Renee Guittar (Juliet) and Rush Benson (Romeo) in a promotional image for COLLIDE Theatrical’s ballet adaptation of Romeo & Juliet.
Staging what is often described as the greatest love story ever told on Valentine’s Day might sound hokey. COLLIDE Theatrical’s ballet setting of William Shakespeare’s Romeo & Juliet is anything but: a thrilling, virtuosic, and riveting walk through a star-crossed romance. Finely tuned and aptly fitted to the expanses of the Cowles Center, this is not only COLLIDE’s best shows in years – it’s one of the hottest entertainment tickets in town.
As with most of COLLIDE’s shows, the score for the ballet is a mashup of various contemporary popular songs, rendered with a pair of vocalists and a live band. COLLIDE’s Artistic Director Regina Peluso choreographed the dynamic show, which frequently fills the vertical as well as horizontal planes as dancers climb, pose, and cavort in a pair of mobile scaffolding platforms.
One of the most thrilling recurring elements in this show are the many dance battles, prominently lead by Mercutio (Joey Miller) and Tybalt (Chelsea Rose). Not only are the warring Montagues and Capulets given distinctive styles and inflections, but so have individual characters within that style. The ensuing stylized brawls are thrilling to watch, a feeling equally propelled by the live band with its arrangements of songs like the White Stripes’ “Seven Nation Army”.
As a contemporary dance company, COLLIDE draws on a host of styles for its various productions. A more surprising entrée in this number was the prominent use of tap with a contemporary twist, one of the styles associated in-show with the Montague family. Interspersed are snapshots of a mayor’s race with projected newspapers and the teenage characters snapping selfies, part of the near-present day setting that fits well into the overall character of the production.
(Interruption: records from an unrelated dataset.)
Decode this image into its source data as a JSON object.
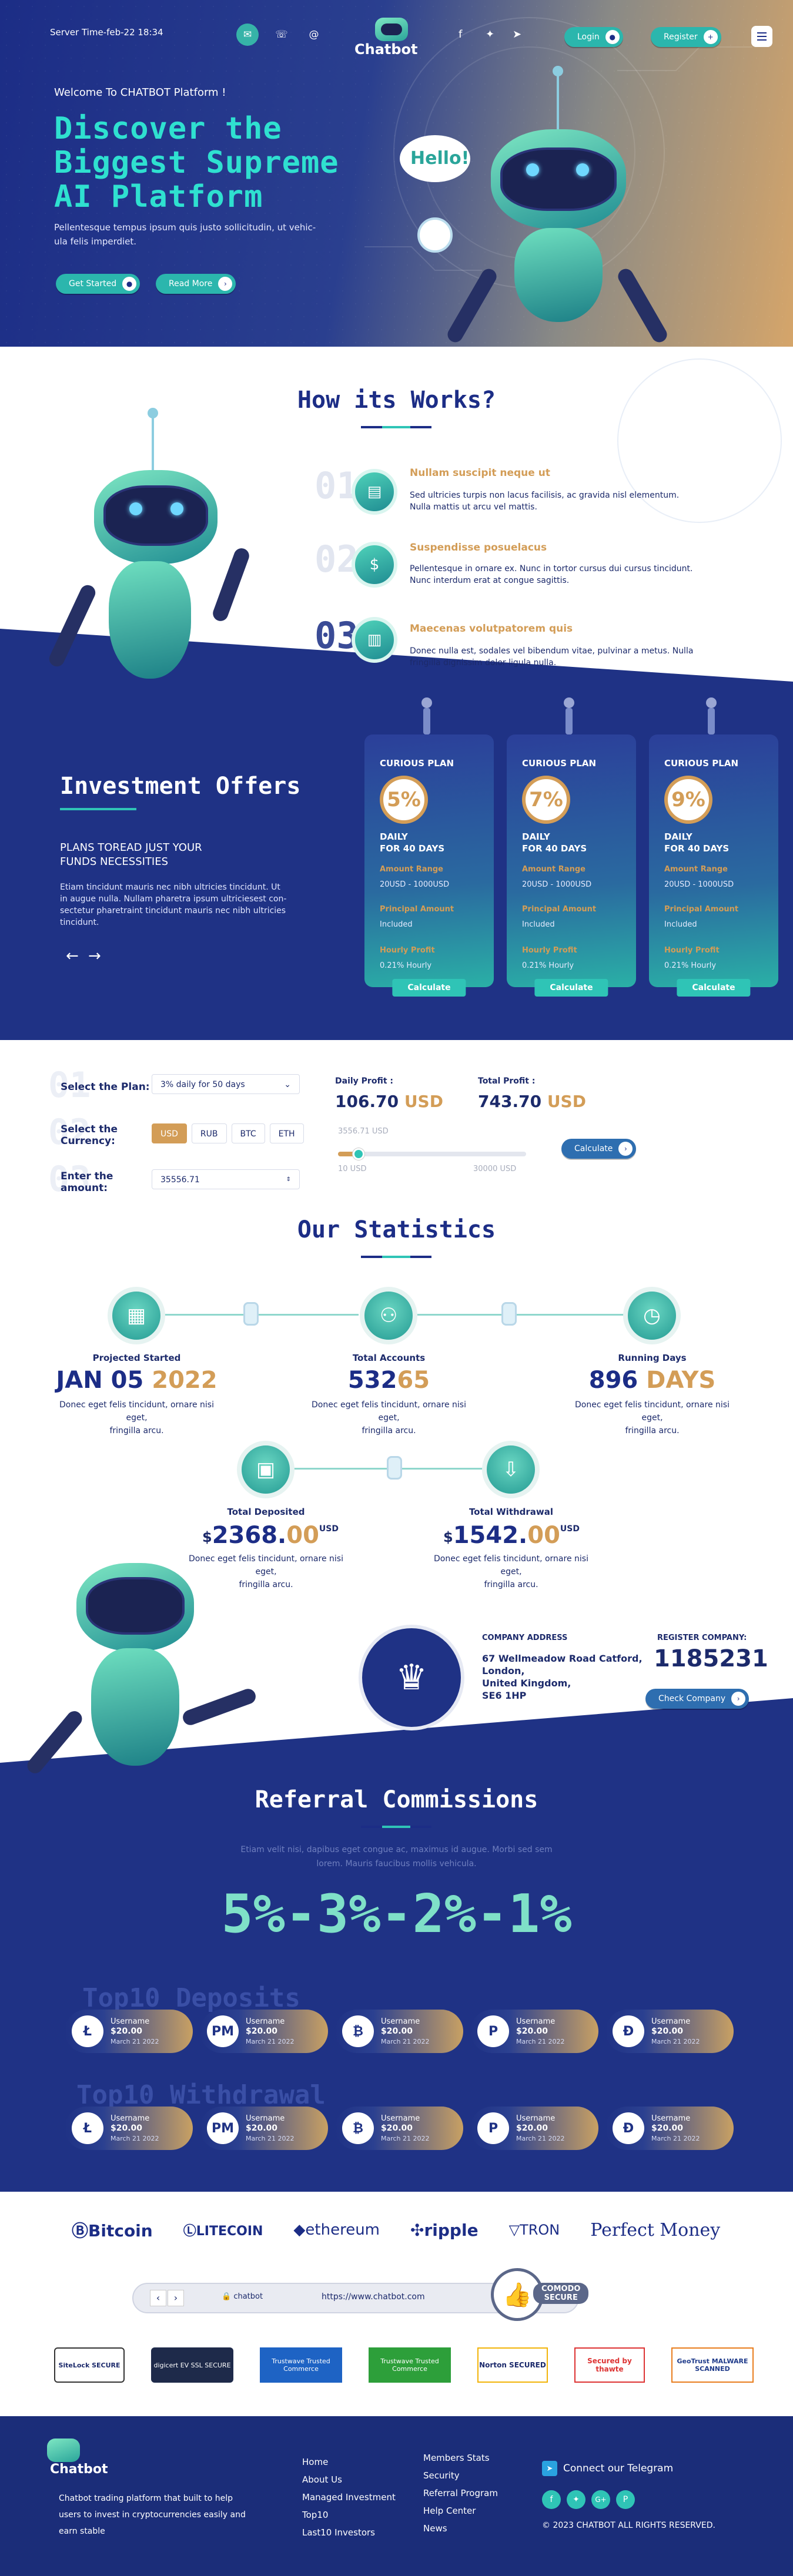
{
  "header": {
    "server_time": "Server Time-feb-22 18:34",
    "logo_text": "Chatbot",
    "login_label": "Login",
    "register_label": "Register"
  },
  "hero": {
    "welcome": "Welcome To CHATBOT Platform !",
    "title_line1": "Discover the",
    "title_line2": "Biggest Supreme",
    "title_line3": "AI Platform",
    "text_line1": "Pellentesque tempus ipsum quis justo sollicitudin, ut vehic-",
    "text_line2": "ula felis imperdiet.",
    "get_started": "Get Started",
    "read_more": "Read More",
    "bubble": "Hello!"
  },
  "how": {
    "title": "How its Works?",
    "steps": [
      {
        "num": "01",
        "title": "Nullam suscipit neque ut",
        "l1": "Sed ultricies turpis non lacus facilisis, ac gravida nisl elementum.",
        "l2": "Nulla mattis ut arcu vel mattis."
      },
      {
        "num": "02",
        "title": "Suspendisse posuelacus",
        "l1": "Pellentesque in ornare ex. Nunc in tortor cursus dui cursus tincidunt.",
        "l2": "Nunc interdum erat at congue sagittis."
      },
      {
        "num": "03",
        "title": "Maecenas volutpatorem quis",
        "l1": "Donec nulla est, sodales vel bibendum vitae, pulvinar a metus. Nulla",
        "l2": "fringilla dignissim dolor ligula nulla."
      }
    ]
  },
  "invest": {
    "title": "Investment Offers",
    "sub1": "PLANS TOREAD JUST YOUR",
    "sub2": "FUNDS NECESSITIES",
    "p1": "Etiam tincidunt mauris nec nibh ultricies tincidunt. Ut",
    "p2": "in augue nulla. Nullam pharetra ipsum ultriciesest con-",
    "p3": "sectetur pharetraint tincidunt mauris nec nibh ultricies",
    "p4": "tincidunt.",
    "plans": [
      {
        "name": "CURIOUS PLAN",
        "pct": "5%",
        "daily": "DAILY",
        "days": "FOR 40 DAYS",
        "range_lbl": "Amount Range",
        "range": "20USD - 1000USD",
        "principal_lbl": "Principal Amount",
        "principal": "Included",
        "hourly_lbl": "Hourly Profit",
        "hourly": "0.21% Hourly",
        "btn": "Calculate"
      },
      {
        "name": "CURIOUS PLAN",
        "pct": "7%",
        "daily": "DAILY",
        "days": "FOR 40 DAYS",
        "range_lbl": "Amount Range",
        "range": "20USD - 1000USD",
        "principal_lbl": "Principal Amount",
        "principal": "Included",
        "hourly_lbl": "Hourly Profit",
        "hourly": "0.21% Hourly",
        "btn": "Calculate"
      },
      {
        "name": "CURIOUS PLAN",
        "pct": "9%",
        "daily": "DAILY",
        "days": "FOR 40 DAYS",
        "range_lbl": "Amount Range",
        "range": "20USD - 1000USD",
        "principal_lbl": "Principal Amount",
        "principal": "Included",
        "hourly_lbl": "Hourly Profit",
        "hourly": "0.21% Hourly",
        "btn": "Calculate"
      }
    ]
  },
  "calc": {
    "plan_lbl": "Select the Plan:",
    "plan_val": "3% daily for 50 days",
    "currency_lbl1": "Select the",
    "currency_lbl2": "Currency:",
    "currencies": [
      "USD",
      "RUB",
      "BTC",
      "ETH"
    ],
    "amount_lbl1": "Enter the",
    "amount_lbl2": "amount:",
    "amount_val": "35556.71",
    "daily_lbl": "Daily Profit :",
    "daily_val": "106.70 USD",
    "total_lbl": "Total Profit :",
    "total_val": "743.70 USD",
    "slider_val": "3556.71 USD",
    "slider_level": 0.11,
    "slider_min": "10 USD",
    "slider_max": "30000 USD",
    "calc_btn": "Calculate",
    "nums": [
      "01",
      "02",
      "03"
    ]
  },
  "stats": {
    "title": "Our Statistics",
    "items": [
      {
        "title": "Projected Started",
        "value": "JAN 05 2022",
        "d1": "Donec eget felis tincidunt, ornare nisi eget,",
        "d2": "fringilla arcu."
      },
      {
        "title": "Total Accounts",
        "value": "53265",
        "d1": "Donec eget felis tincidunt, ornare nisi eget,",
        "d2": "fringilla arcu."
      },
      {
        "title": "Running Days",
        "value": "896 DAYS",
        "d1": "Donec eget felis tincidunt, ornare nisi eget,",
        "d2": "fringilla arcu."
      },
      {
        "title": "Total Deposited",
        "value": "2368.00",
        "d1": "Donec eget felis tincidunt, ornare nisi eget,",
        "d2": "fringilla arcu."
      },
      {
        "title": "Total Withdrawal",
        "value": "1542.00",
        "d1": "Donec eget felis tincidunt, ornare nisi eget,",
        "d2": "fringilla arcu."
      }
    ],
    "currency_sign": "$",
    "usd": "USD"
  },
  "company": {
    "addr_lbl": "COMPANY ADDRESS",
    "addr1": "67 Wellmeadow Road Catford,",
    "addr2": "London,",
    "addr3": "United Kingdom,",
    "addr4": "SE6 1HP",
    "reg_lbl": "REGISTER COMPANY:",
    "reg_num": "1185231",
    "check_btn": "Check Company"
  },
  "referral": {
    "title": "Referral Commissions",
    "p1": "Etiam velit nisi, dapibus eget congue ac, maximus id augue. Morbi sed sem",
    "p2": "lorem. Mauris faucibus mollis vehicula.",
    "levels": "5%-3%-2%-1%",
    "deposits_title": "Top10 Deposits",
    "withdrawal_title": "Top10 Withdrawal",
    "deposits": [
      {
        "coin": "Ł",
        "user": "Username",
        "amt": "$20.00",
        "date": "March 21 2022"
      },
      {
        "coin": "PM",
        "user": "Username",
        "amt": "$20.00",
        "date": "March 21 2022"
      },
      {
        "coin": "₿",
        "user": "Username",
        "amt": "$20.00",
        "date": "March 21 2022"
      },
      {
        "coin": "P",
        "user": "Username",
        "amt": "$20.00",
        "date": "March 21 2022"
      },
      {
        "coin": "Đ",
        "user": "Username",
        "amt": "$20.00",
        "date": "March 21 2022"
      }
    ],
    "withdrawals": [
      {
        "coin": "Ł",
        "user": "Username",
        "amt": "$20.00",
        "date": "March 21 2022"
      },
      {
        "coin": "PM",
        "user": "Username",
        "amt": "$20.00",
        "date": "March 21 2022"
      },
      {
        "coin": "₿",
        "user": "Username",
        "amt": "$20.00",
        "date": "March 21 2022"
      },
      {
        "coin": "P",
        "user": "Username",
        "amt": "$20.00",
        "date": "March 21 2022"
      },
      {
        "coin": "Đ",
        "user": "Username",
        "amt": "$20.00",
        "date": "March 21 2022"
      }
    ]
  },
  "payments": [
    "Bitcoin",
    "LITECOIN",
    "ethereum",
    "ripple",
    "TRON",
    "Perfect Money"
  ],
  "browser": {
    "tab": "chatbot",
    "url": "https://www.chatbot.com",
    "comodo1": "COMODO",
    "comodo2": "SECURE"
  },
  "badges": [
    "SiteLock SECURE",
    "digicert EV SSL SECURE",
    "Trustwave Trusted Commerce",
    "Trustwave Trusted Commerce",
    "Norton SECURED",
    "Secured by thawte",
    "GeoTrust MALWARE SCANNED"
  ],
  "footer": {
    "logo_text": "Chatbot",
    "desc1": "Chatbot trading platform that built to help",
    "desc2": "users to invest in cryptocurrencies easily and",
    "desc3": "earn stable",
    "col1": [
      "Home",
      "About Us",
      "Managed Investment",
      "Top10",
      "Last10 Investors"
    ],
    "col2": [
      "Members Stats",
      "Security",
      "Referral Program",
      "Help Center",
      "News"
    ],
    "telegram": "Connect our Telegram",
    "copyright": "© 2023  CHATBOT  ALL RIGHTS RESERVED."
  },
  "colors": {
    "navy": "#1c2d86",
    "teal": "#2fc4b6",
    "gold": "#d39d57"
  }
}
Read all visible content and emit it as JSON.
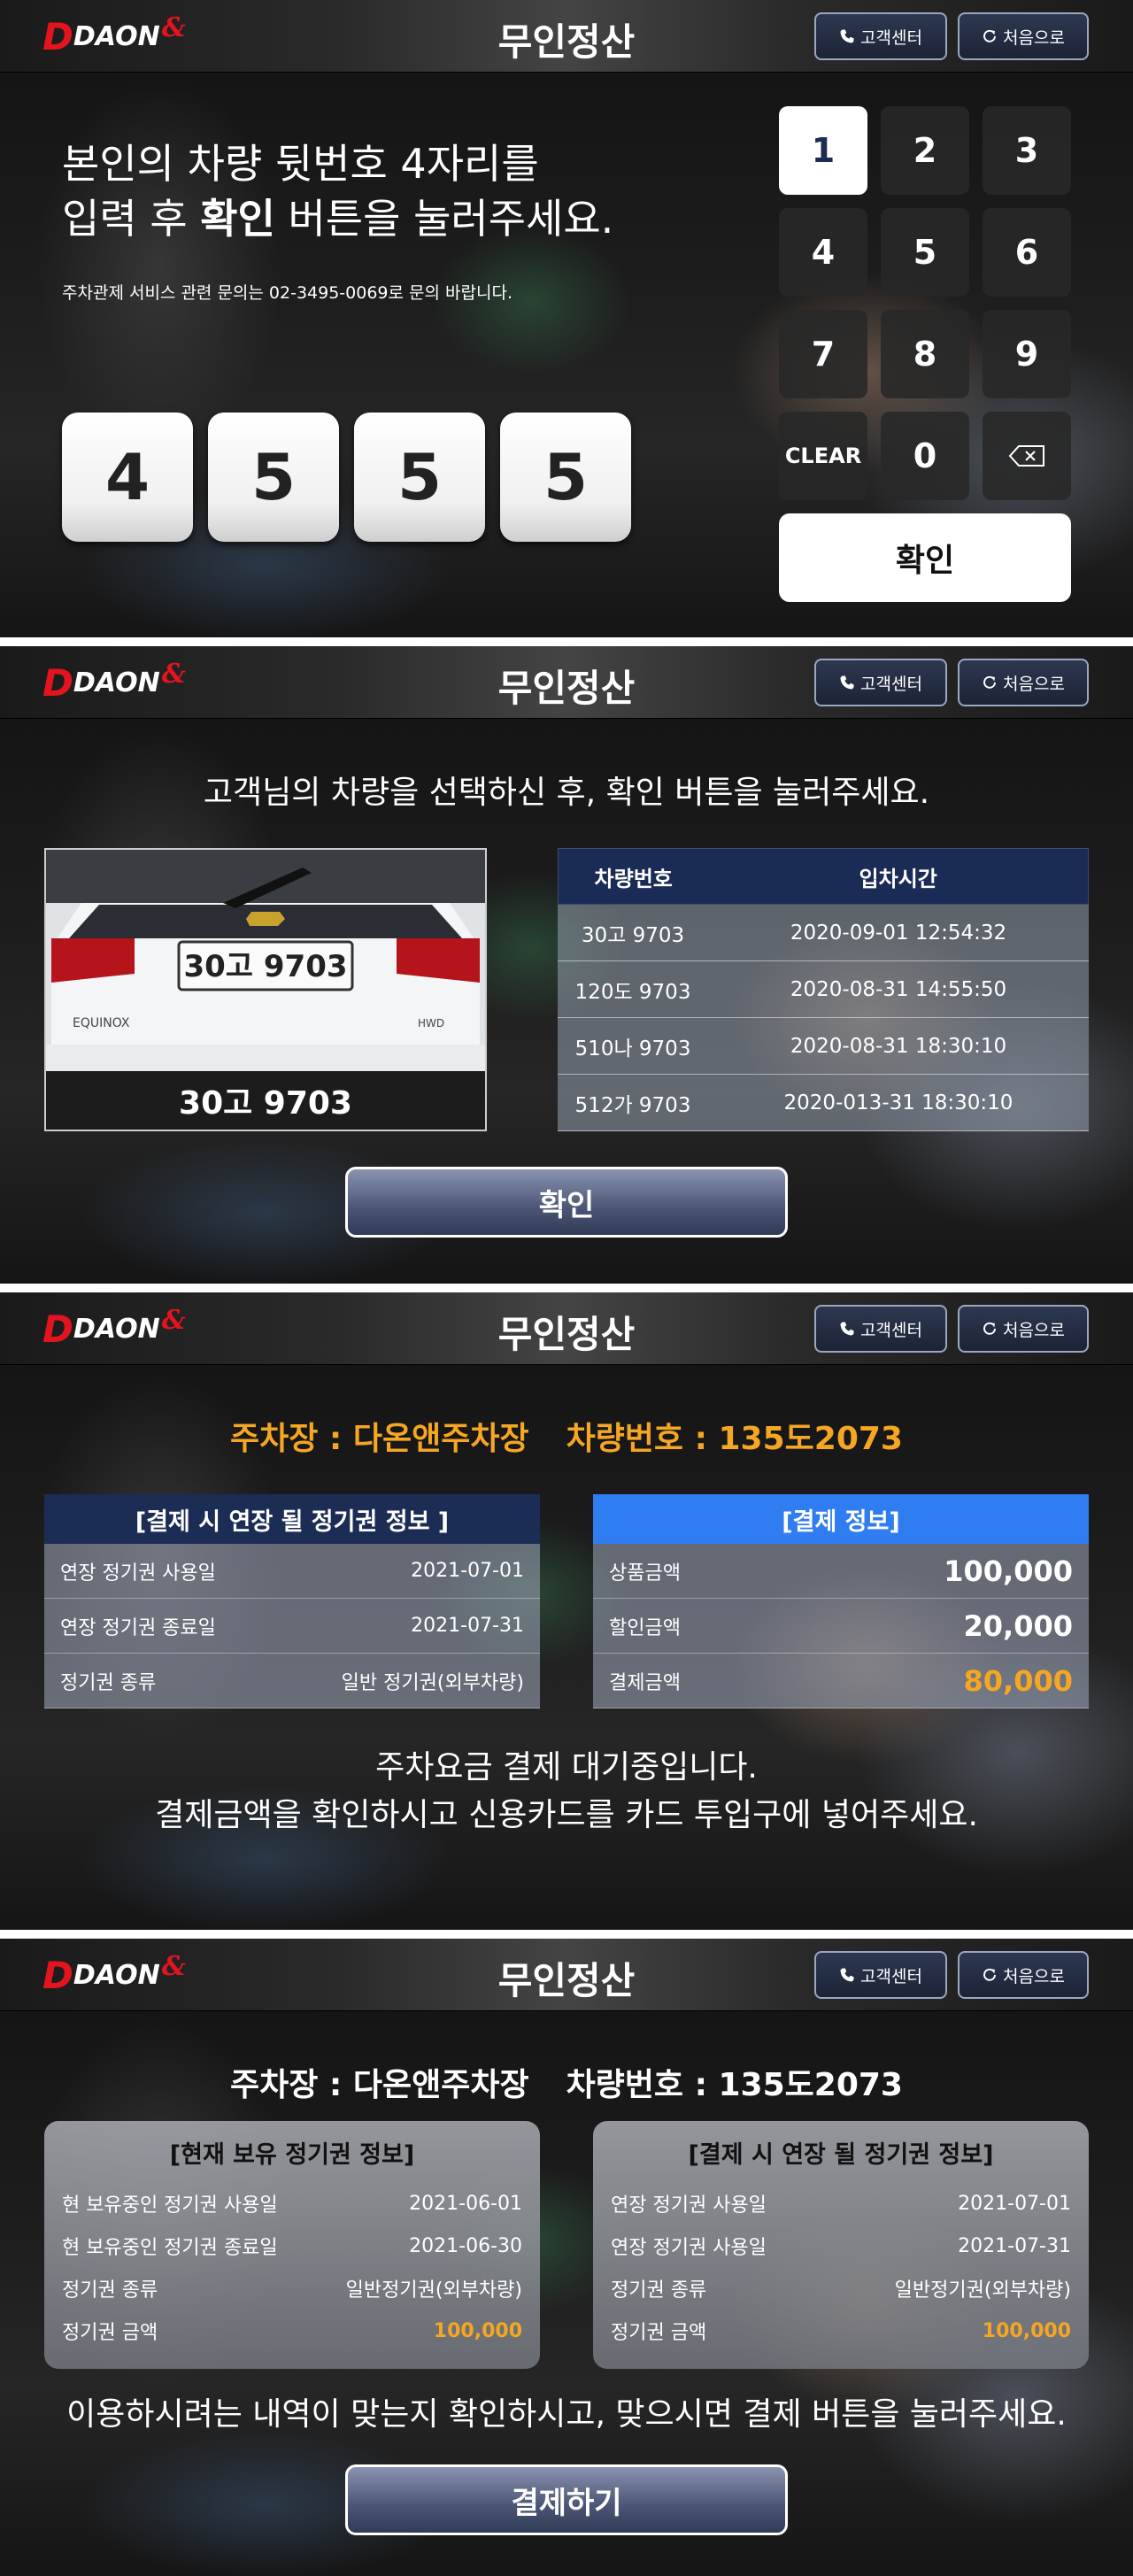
{
  "header": {
    "logo_d": "D",
    "logo_text": "DAON",
    "logo_amp": "&",
    "title": "무인정산",
    "customer_center": "고객센터",
    "home": "처음으로"
  },
  "screen1": {
    "instruction_line1": "본인의 차량 뒷번호 4자리를",
    "instruction_line2_pre": "입력 후 ",
    "instruction_line2_bold": "확인",
    "instruction_line2_post": " 버튼을 눌러주세요.",
    "contact": "주차관제 서비스 관련 문의는 02-3495-0069로 문의 바랍니다.",
    "digits": [
      "4",
      "5",
      "5",
      "5"
    ],
    "keypad": [
      "1",
      "2",
      "3",
      "4",
      "5",
      "6",
      "7",
      "8",
      "9",
      "CLEAR",
      "0"
    ],
    "confirm": "확인"
  },
  "screen2": {
    "instruction": "고객님의 차량을 선택하신 후, 확인 버튼을 눌러주세요.",
    "plate_on_car": "30고 9703",
    "car_brand_left": "EQUINOX",
    "car_brand_right": "HWD",
    "selected_plate": "30고 9703",
    "table_headers": [
      "차량번호",
      "입차시간"
    ],
    "rows": [
      [
        "30고 9703",
        "2020-09-01 12:54:32"
      ],
      [
        "120도 9703",
        "2020-08-31 14:55:50"
      ],
      [
        "510나 9703",
        "2020-08-31 18:30:10"
      ],
      [
        "512가 9703",
        "2020-013-31 18:30:10"
      ]
    ],
    "confirm": "확인"
  },
  "screen3": {
    "parking": "주차장 : 다온앤주차장",
    "vehicle": "차량번호 : 135도2073",
    "extend_title": "[결제 시 연장 될 정기권 정보 ]",
    "extend_rows": [
      [
        "연장 정기권 사용일",
        "2021-07-01"
      ],
      [
        "연장 정기권 종료일",
        "2021-07-31"
      ],
      [
        "정기권 종류",
        "일반 정기권(외부차량)"
      ]
    ],
    "payment_title": "[결제 정보]",
    "payment_rows": [
      [
        "상품금액",
        "100,000"
      ],
      [
        "할인금액",
        "20,000"
      ],
      [
        "결제금액",
        "80,000"
      ]
    ],
    "message_line1": "주차요금 결제 대기중입니다.",
    "message_line2": "결제금액을 확인하시고 신용카드를 카드 투입구에 넣어주세요.",
    "accent_color": "#f5a623"
  },
  "screen4": {
    "parking": "주차장 : 다온앤주차장",
    "vehicle": "차량번호 : 135도2073",
    "current_title": "[현재 보유 정기권 정보]",
    "current_rows": [
      [
        "현 보유중인 정기권 사용일",
        "2021-06-01"
      ],
      [
        "현 보유중인 정기권 종료일",
        "2021-06-30"
      ],
      [
        "정기권 종류",
        "일반정기권(외부차량)"
      ],
      [
        "정기권 금액",
        "100,000"
      ]
    ],
    "extend_title": "[결제 시 연장 될 정기권 정보]",
    "extend_rows": [
      [
        "연장 정기권 사용일",
        "2021-07-01"
      ],
      [
        "연장 정기권 사용일",
        "2021-07-31"
      ],
      [
        "정기권 종류",
        "일반정기권(외부차량)"
      ],
      [
        "정기권 금액",
        "100,000"
      ]
    ],
    "message": "이용하시려는 내역이 맞는지 확인하시고, 맞으시면 결제 버튼을 눌러주세요.",
    "pay_button": "결제하기"
  }
}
Any Romeo & Juliet lives and dies by the living and dying of its leads. Here, COLLIDE does not disappoint, featuring Rush Benson as Romeo and Renee Guittar as Juliet. Peluso’s direction begins the show with a more disenchanted and disengaged Romeo, the better for his Montague friends Benvolio (Elly Stahlke) and Mercutio (Miller) to slowly lure him out of. Their shared numbers, set to “Uprising”, and “We Found Love”, are show highlights.
As Juliet, Renee Guittar is first introduced in the dynamic and original opening number, which makes great use of projections (Joshua Wallace did the graphic design). Her featured introduction, however, comes in an alluring solo number set to “Wake Me Up”. This spotlight moment is an engrossing, virtuosically delivered, and beautiful study of character. The moment when Benson/Romeo and Guittar/Juliet meet onstage, set to “Wonderwall”, is simply magical. Their final moments, set to “With or Without You”, are heart-tugging, beautiful, and tragic at once.
Romeo & Juliet runs through February 23 at the Cowles Center in Minneapolis, MN.